The results revealed that nearly half of the company’s employees already planned to leave RNG within the year.
WIN.gg’s conversations with those close to the organization also produced claims that Roumayeh prioritized saving money and monetizing content over building the foundations of the Renegades brand. Another source with knowledge of the situation told WIN.gg that RNG videographers were sometimes denied team travel due to the extra cost associated, and then were chastised by Roumeyeh for the resulting lack of content.
Sources also claim that payments to talent, employees, and players are typically delayed 5-10 days due to the organization’s use of PayPal to pay its staff and players. While PayPal can process a check deposit in minutes for a small fee, its website says that it can take up to 10 days if the user is unwilling to pay those fees.
Renegades currently has four main investors: Jonas Jerebko, Chris Roumayeh, Beasley Media, and an unannounced fourth investment group. A source close to the team told WIN.gg that the March partnership between Renegades and Beasley Media could result in an influx of “millions” of dollars for the organization.

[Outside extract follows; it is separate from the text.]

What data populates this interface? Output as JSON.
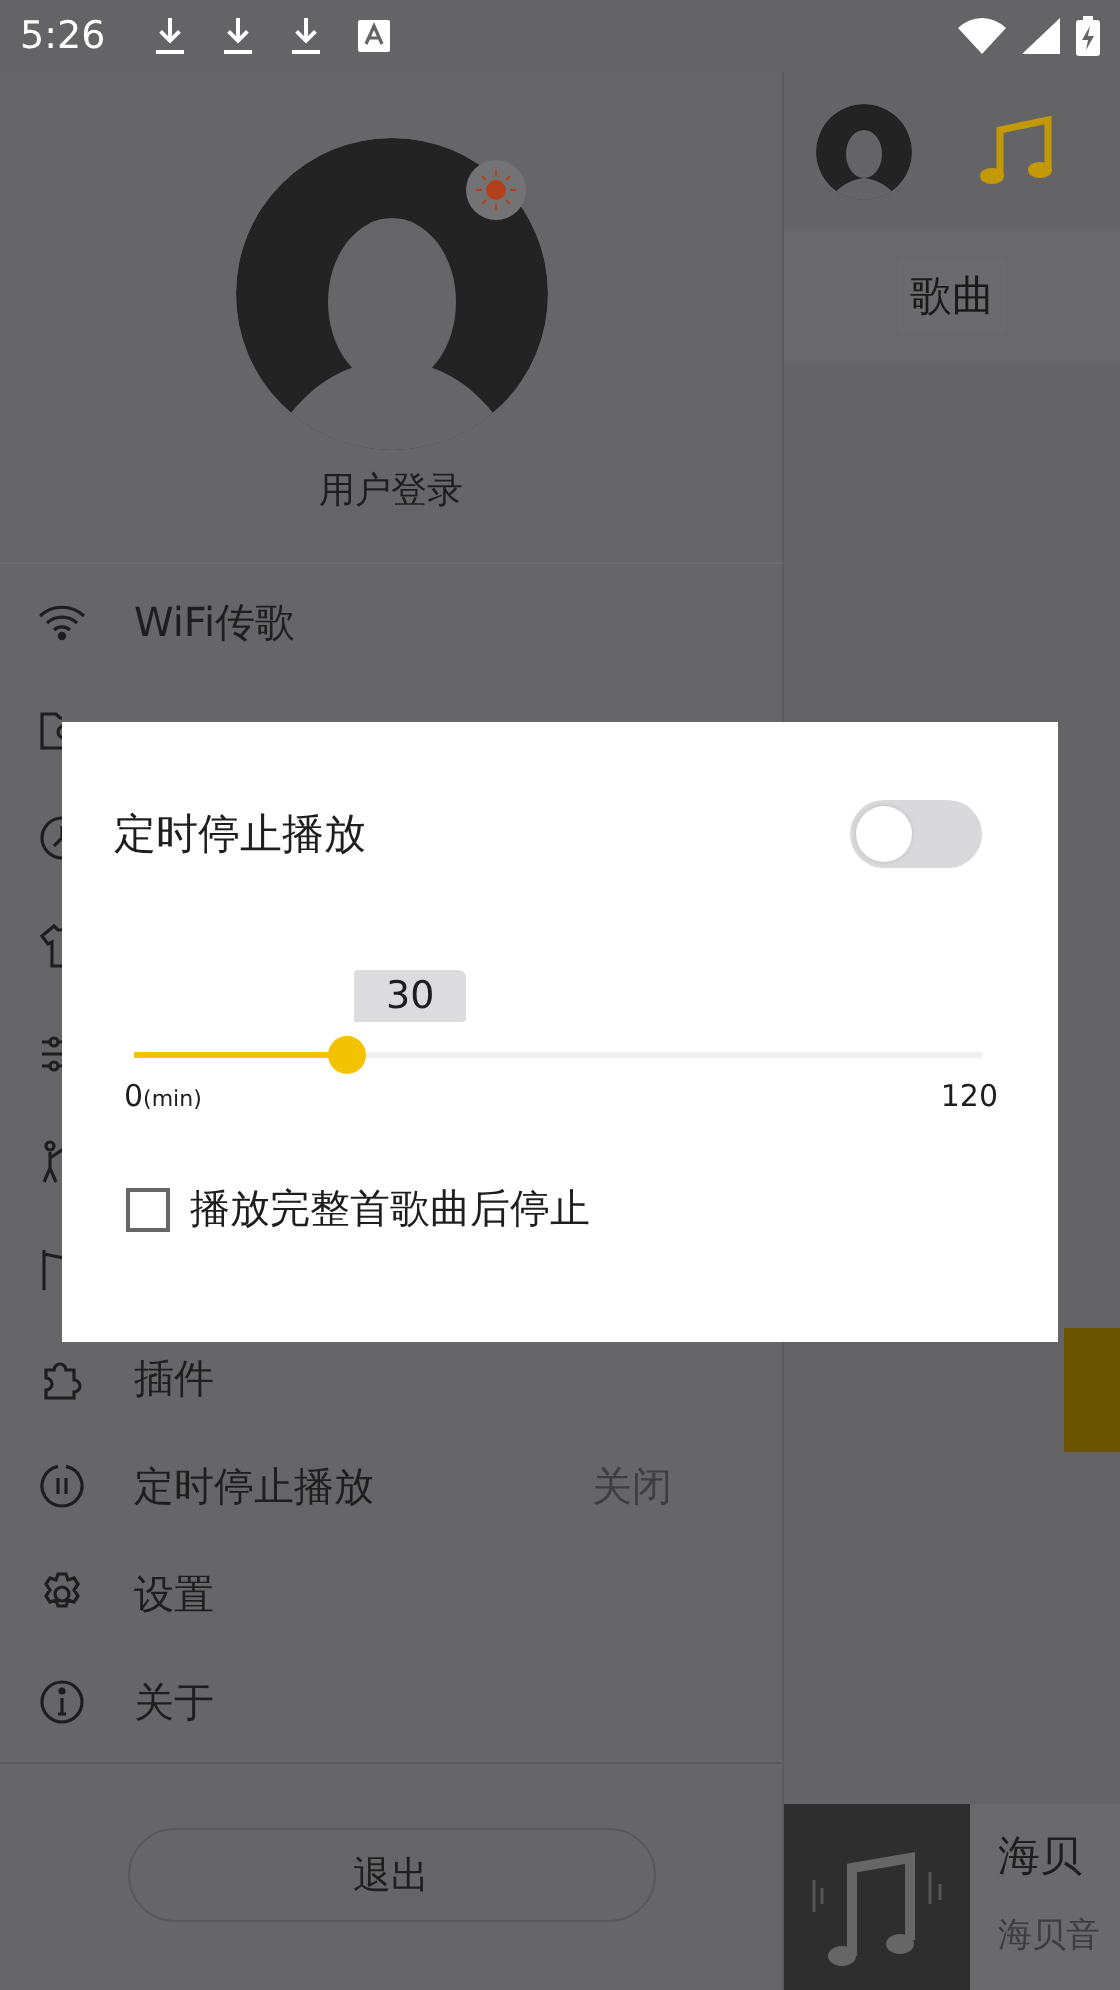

US Securities and Exchange Commission filings confirm that Beasley has indeed invested several million into the Renegades organization over the past year. The 2019 end of year SEC documents published in February 2020 show that Beasley has invested a grand total of $5.7 million into the Renegades organization.
With these investments, Beasley had acquired a 47% stake in Renegades as of December 19. It then detailed plans to acquire the final shares needed to complete a controlling interest in the Australian esports organization by the end of Q1 2020.
Beasley also paid an unknown party a $2.5 million franchise fee. If related to the expected acquisition of Renegades, Beasley will already have invested at least $8.7 million in the Renegades organization to date.